■ **AIM OF THE TASK**:
An exact copy of each record is required.

■ **DATASET RECORDS**:
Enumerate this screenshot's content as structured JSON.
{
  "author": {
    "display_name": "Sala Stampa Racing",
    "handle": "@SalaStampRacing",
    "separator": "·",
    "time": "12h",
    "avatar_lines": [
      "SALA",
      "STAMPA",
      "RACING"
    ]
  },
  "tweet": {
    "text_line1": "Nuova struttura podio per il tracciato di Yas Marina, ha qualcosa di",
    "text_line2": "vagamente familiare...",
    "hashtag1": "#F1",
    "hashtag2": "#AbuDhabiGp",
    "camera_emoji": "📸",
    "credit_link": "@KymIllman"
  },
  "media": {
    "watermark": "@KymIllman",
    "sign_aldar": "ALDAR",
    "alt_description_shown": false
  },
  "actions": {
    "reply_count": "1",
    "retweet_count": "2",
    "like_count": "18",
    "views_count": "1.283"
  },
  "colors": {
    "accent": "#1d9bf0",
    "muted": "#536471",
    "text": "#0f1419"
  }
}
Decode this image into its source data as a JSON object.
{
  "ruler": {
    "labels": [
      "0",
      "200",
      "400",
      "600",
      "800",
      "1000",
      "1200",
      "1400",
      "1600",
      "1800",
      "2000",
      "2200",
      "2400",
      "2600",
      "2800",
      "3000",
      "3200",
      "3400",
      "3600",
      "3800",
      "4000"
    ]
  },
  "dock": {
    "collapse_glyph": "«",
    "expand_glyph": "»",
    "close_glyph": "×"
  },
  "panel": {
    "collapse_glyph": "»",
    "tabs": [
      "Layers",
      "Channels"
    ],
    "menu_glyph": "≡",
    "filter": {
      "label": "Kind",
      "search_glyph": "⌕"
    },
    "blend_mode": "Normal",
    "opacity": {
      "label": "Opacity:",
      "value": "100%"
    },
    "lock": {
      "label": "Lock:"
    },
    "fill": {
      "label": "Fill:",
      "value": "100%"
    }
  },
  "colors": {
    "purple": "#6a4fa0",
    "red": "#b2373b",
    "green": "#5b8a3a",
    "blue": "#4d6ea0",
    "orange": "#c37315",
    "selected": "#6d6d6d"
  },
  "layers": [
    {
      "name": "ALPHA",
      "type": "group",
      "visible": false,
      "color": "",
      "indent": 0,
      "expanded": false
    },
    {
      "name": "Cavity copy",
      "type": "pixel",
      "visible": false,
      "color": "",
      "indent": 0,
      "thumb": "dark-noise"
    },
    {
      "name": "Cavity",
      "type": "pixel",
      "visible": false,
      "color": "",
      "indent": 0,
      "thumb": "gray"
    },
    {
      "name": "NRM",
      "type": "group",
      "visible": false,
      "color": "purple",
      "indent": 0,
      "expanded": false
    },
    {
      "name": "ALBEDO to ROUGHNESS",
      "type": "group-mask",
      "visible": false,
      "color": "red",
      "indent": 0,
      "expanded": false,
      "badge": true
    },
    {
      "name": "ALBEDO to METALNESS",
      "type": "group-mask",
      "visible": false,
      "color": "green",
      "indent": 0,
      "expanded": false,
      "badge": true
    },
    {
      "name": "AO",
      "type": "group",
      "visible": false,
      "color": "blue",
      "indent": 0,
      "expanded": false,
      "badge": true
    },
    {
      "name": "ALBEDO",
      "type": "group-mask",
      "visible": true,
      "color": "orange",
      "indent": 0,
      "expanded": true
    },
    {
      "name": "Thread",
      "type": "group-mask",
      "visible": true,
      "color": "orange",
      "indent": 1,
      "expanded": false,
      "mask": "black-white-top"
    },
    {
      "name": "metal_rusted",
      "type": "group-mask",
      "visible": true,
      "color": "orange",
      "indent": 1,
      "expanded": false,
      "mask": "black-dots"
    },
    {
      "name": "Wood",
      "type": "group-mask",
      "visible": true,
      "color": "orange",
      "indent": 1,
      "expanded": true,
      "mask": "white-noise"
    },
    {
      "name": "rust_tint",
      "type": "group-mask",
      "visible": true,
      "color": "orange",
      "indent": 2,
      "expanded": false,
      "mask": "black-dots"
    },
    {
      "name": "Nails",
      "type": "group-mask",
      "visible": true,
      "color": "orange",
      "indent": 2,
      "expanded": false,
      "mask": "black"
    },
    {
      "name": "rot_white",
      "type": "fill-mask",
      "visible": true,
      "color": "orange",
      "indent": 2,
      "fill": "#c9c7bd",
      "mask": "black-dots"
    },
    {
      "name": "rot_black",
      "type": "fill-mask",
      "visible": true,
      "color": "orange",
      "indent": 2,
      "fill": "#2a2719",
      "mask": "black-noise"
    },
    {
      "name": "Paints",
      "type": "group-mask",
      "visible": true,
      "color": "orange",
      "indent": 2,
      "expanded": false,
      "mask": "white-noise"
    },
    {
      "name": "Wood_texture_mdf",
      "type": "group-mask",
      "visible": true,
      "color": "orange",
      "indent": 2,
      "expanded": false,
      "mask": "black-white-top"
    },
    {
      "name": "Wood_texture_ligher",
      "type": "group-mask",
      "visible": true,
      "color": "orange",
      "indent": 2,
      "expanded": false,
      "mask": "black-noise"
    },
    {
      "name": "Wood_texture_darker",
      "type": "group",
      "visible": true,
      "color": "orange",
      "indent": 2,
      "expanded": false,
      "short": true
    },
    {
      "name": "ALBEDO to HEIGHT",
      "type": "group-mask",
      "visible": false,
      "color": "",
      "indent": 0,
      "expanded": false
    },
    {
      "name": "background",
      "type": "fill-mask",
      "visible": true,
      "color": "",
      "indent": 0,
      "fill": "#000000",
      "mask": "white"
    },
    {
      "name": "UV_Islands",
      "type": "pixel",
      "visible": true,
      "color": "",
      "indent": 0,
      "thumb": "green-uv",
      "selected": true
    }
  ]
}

■ **WRITTEN REPLY**:
Enumerate this screenshot's content as structured JSON.
{
  "author": {
    "display_name": "Sala Stampa Racing",
    "handle": "@SalaStampRacing",
    "separator": "·",
    "time": "12h",
    "avatar_lines": [
      "SALA",
      "STAMPA",
      "RACING"
    ]
  },
  "tweet": {
    "text_line1": "Nuova struttura podio per il tracciato di Yas Marina, ha qualcosa di",
    "text_line2": "vagamente familiare...",
    "hashtag1": "#F1",
    "hashtag2": "#AbuDhabiGp",
    "camera_emoji": "📸",
    "credit_link": "@KymIllman"
  },
  "media": {
    "watermark": "@KymIllman",
    "sign_aldar": "ALDAR",
    "alt_description_shown": false
  },
  "actions": {
    "reply_count": "1",
    "retweet_count": "2",
    "like_count": "18",
    "views_count": "1.283"
  },
  "colors": {
    "accent": "#1d9bf0",
    "muted": "#536471",
    "text": "#0f1419"
  }
}
Decode this image into its source data as a JSON object.
{
  "ruler": {
    "labels": [
      "0",
      "200",
      "400",
      "600",
      "800",
      "1000",
      "1200",
      "1400",
      "1600",
      "1800",
      "2000",
      "2200",
      "2400",
      "2600",
      "2800",
      "3000",
      "3200",
      "3400",
      "3600",
      "3800",
      "4000"
    ]
  },
  "dock": {
    "collapse_glyph": "«",
    "expand_glyph": "»",
    "close_glyph": "×"
  },
  "panel": {
    "collapse_glyph": "»",
    "tabs": [
      "Layers",
      "Channels"
    ],
    "menu_glyph": "≡",
    "filter": {
      "label": "Kind",
      "search_glyph": "⌕"
    },
    "blend_mode": "Normal",
    "opacity": {
      "label": "Opacity:",
      "value": "100%"
    },
    "lock": {
      "label": "Lock:"
    },
    "fill": {
      "label": "Fill:",
      "value": "100%"
    }
  },
  "colors": {
    "purple": "#6a4fa0",
    "red": "#b2373b",
    "green": "#5b8a3a",
    "blue": "#4d6ea0",
    "orange": "#c37315",
    "selected": "#6d6d6d"
  },
  "layers": [
    {
      "name": "ALPHA",
      "type": "group",
      "visible": false,
      "color": "",
      "indent": 0,
      "expanded": false
    },
    {
      "name": "Cavity copy",
      "type": "pixel",
      "visible": false,
      "color": "",
      "indent": 0,
      "thumb": "dark-noise"
    },
    {
      "name": "Cavity",
      "type": "pixel",
      "visible": false,
      "color": "",
      "indent": 0,
      "thumb": "gray"
    },
    {
      "name": "NRM",
      "type": "group",
      "visible": false,
      "color": "purple",
      "indent": 0,
      "expanded": false
    },
    {
      "name": "ALBEDO to ROUGHNESS",
      "type": "group-mask",
      "visible": false,
      "color": "red",
      "indent": 0,
      "expanded": false,
      "badge": true
    },
    {
      "name": "ALBEDO to METALNESS",
      "type": "group-mask",
      "visible": false,
      "color": "green",
      "indent": 0,
      "expanded": false,
      "badge": true
    },
    {
      "name": "AO",
      "type": "group",
      "visible": false,
      "color": "blue",
      "indent": 0,
      "expanded": false,
      "badge": true
    },
    {
      "name": "ALBEDO",
      "type": "group-mask",
      "visible": true,
      "color": "orange",
      "indent": 0,
      "expanded": true
    },
    {
      "name": "Thread",
      "type": "group-mask",
      "visible": true,
      "color": "orange",
      "indent": 1,
      "expanded": false,
      "mask": "black-white-top"
    },
    {
      "name": "metal_rusted",
      "type": "group-mask",
      "visible": true,
      "color": "orange",
      "indent": 1,
      "expanded": false,
      "mask": "black-dots"
    },
    {
      "name": "Wood",
      "type": "group-mask",
      "visible": true,
      "color": "orange",
      "indent": 1,
      "expanded": true,
      "mask": "white-noise"
    },
    {
      "name": "rust_tint",
      "type": "group-mask",
      "visible": true,
      "color": "orange",
      "indent": 2,
      "expanded": false,
      "mask": "black-dots"
    },
    {
      "name": "Nails",
      "type": "group-mask",
      "visible": true,
      "color": "orange",
      "indent": 2,
      "expanded": false,
      "mask": "black"
    },
    {
      "name": "rot_white",
      "type": "fill-mask",
      "visible": true,
      "color": "orange",
      "indent": 2,
      "fill": "#c9c7bd",
      "mask": "black-dots"
    },
    {
      "name": "rot_black",
      "type": "fill-mask",
      "visible": true,
      "color": "orange",
      "indent": 2,
      "fill": "#2a2719",
      "mask": "black-noise"
    },
    {
      "name": "Paints",
      "type": "group-mask",
      "visible": true,
      "color": "orange",
      "indent": 2,
      "expanded": false,
      "mask": "white-noise"
    },
    {
      "name": "Wood_texture_mdf",
      "type": "group-mask",
      "visible": true,
      "color": "orange",
      "indent": 2,
      "expanded": false,
      "mask": "black-white-top"
    },
    {
      "name": "Wood_texture_ligher",
      "type": "group-mask",
      "visible": true,
      "color": "orange",
      "indent": 2,
      "expanded": false,
      "mask": "black-noise"
    },
    {
      "name": "Wood_texture_darker",
      "type": "group",
      "visible": true,
      "color": "orange",
      "indent": 2,
      "expanded": false,
      "short": true
    },
    {
      "name": "ALBEDO to HEIGHT",
      "type": "group-mask",
      "visible": false,
      "color": "",
      "indent": 0,
      "expanded": false
    },
    {
      "name": "background",
      "type": "fill-mask",
      "visible": true,
      "color": "",
      "indent": 0,
      "fill": "#000000",
      "mask": "white"
    },
    {
      "name": "UV_Islands",
      "type": "pixel",
      "visible": true,
      "color": "",
      "indent": 0,
      "thumb": "green-uv",
      "selected": true
    }
  ]
}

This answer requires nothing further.